● **Exercise goal**: Which lines in the data below contain the string "screenshot"? Show each one.

___ Exercise materials ___

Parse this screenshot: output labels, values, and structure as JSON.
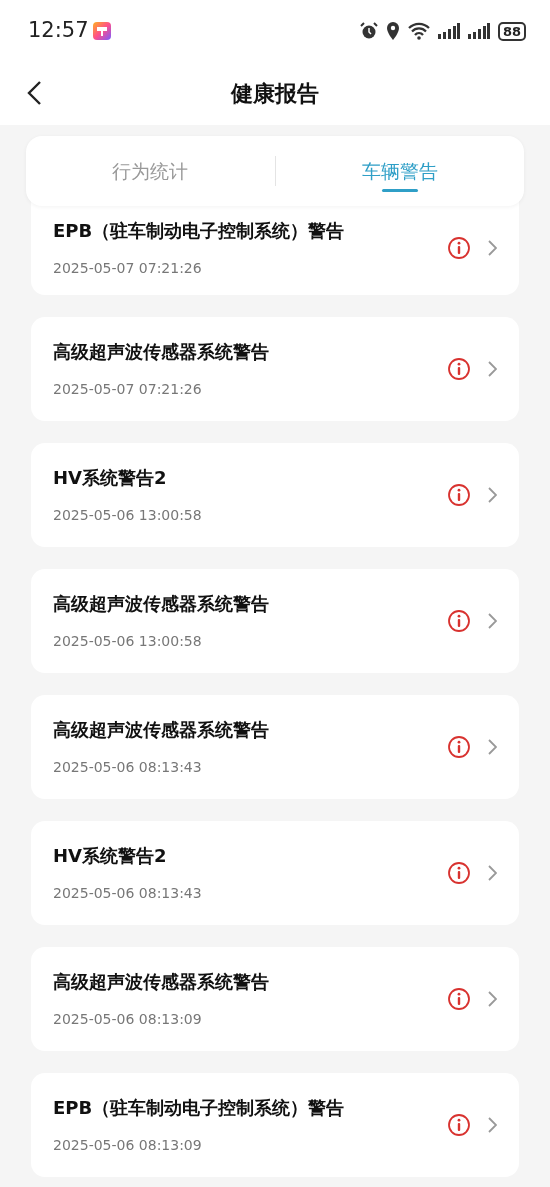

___
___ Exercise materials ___

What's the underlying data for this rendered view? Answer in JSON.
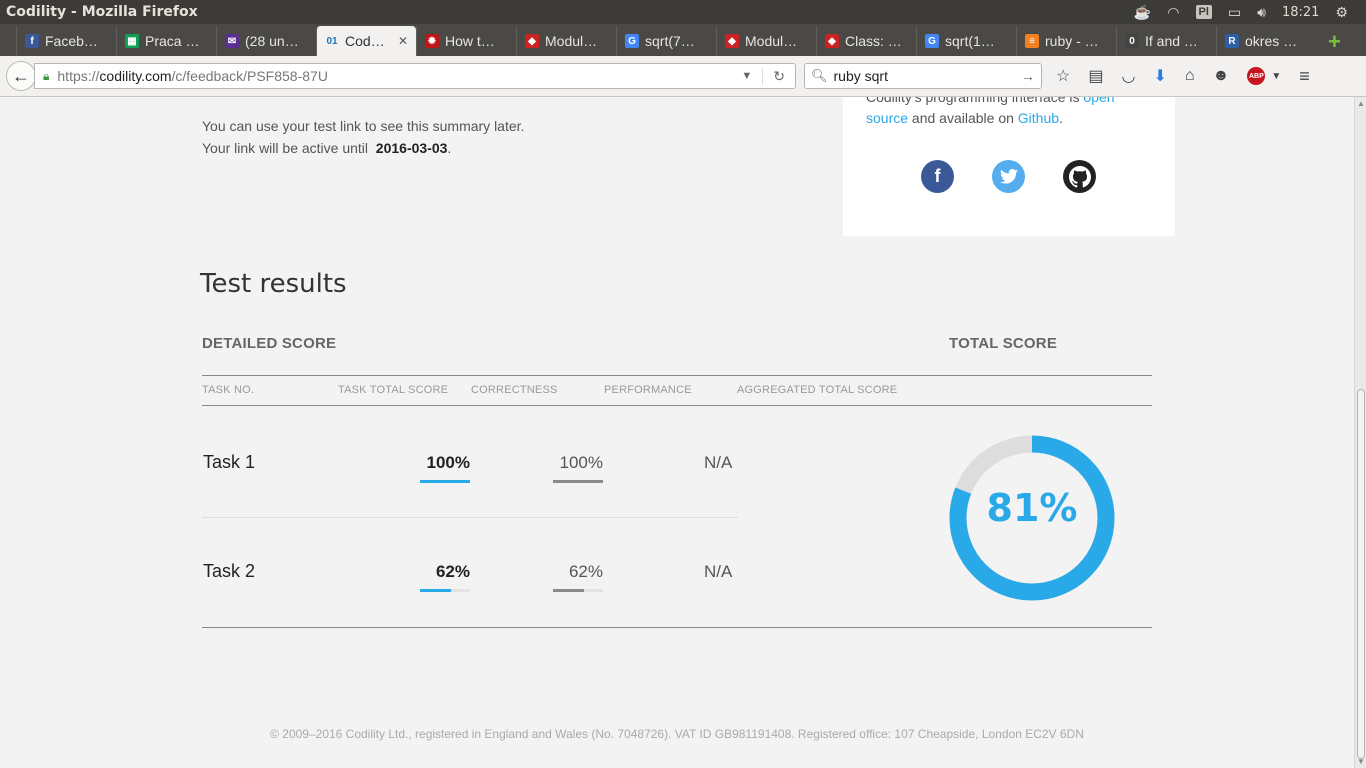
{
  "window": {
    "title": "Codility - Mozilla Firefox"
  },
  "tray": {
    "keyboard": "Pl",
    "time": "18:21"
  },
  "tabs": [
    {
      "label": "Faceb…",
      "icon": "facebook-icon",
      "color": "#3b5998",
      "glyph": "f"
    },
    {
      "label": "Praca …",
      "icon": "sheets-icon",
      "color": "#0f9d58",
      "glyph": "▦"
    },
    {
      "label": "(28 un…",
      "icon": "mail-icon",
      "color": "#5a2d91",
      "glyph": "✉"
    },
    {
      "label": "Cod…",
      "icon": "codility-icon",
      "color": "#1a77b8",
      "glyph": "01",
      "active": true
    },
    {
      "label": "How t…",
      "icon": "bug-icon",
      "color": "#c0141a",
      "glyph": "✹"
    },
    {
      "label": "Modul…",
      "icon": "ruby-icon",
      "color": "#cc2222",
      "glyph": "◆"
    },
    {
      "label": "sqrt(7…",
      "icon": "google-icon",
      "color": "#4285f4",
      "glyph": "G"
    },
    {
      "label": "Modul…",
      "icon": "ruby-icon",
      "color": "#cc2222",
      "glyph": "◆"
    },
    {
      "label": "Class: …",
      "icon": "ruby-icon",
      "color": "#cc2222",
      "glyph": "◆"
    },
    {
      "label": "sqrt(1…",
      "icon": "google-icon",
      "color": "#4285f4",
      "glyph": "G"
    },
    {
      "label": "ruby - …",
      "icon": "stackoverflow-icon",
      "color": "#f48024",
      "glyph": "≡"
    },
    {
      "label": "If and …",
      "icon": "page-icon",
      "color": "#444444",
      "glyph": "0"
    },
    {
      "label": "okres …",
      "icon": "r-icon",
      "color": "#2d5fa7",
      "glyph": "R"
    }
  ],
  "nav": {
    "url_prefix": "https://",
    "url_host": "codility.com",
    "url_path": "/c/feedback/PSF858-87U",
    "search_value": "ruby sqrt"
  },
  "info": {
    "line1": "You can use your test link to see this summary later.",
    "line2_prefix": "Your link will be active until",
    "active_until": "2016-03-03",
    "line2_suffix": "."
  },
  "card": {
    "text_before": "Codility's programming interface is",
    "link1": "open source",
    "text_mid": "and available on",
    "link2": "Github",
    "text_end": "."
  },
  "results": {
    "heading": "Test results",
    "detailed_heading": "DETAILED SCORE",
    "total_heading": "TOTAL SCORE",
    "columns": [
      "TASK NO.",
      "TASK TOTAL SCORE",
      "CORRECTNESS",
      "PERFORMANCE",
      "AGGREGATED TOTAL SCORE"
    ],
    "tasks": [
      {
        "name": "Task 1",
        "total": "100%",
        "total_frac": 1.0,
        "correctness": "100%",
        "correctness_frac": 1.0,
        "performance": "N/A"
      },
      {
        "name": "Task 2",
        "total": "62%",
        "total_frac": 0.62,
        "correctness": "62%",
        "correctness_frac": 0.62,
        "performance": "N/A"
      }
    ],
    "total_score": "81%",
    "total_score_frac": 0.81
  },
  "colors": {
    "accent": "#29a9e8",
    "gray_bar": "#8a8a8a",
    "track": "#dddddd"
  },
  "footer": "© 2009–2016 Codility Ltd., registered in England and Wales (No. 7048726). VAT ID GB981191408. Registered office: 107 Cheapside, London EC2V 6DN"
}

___
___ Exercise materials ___

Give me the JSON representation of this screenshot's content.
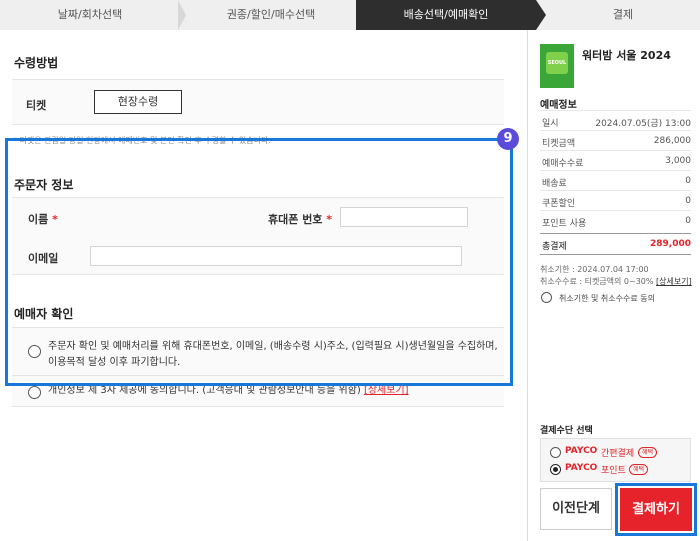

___

● **Written response**:
Parse this screenshot: output labels, values, and structure as JSON.
Give me the JSON representation of this screenshot's content.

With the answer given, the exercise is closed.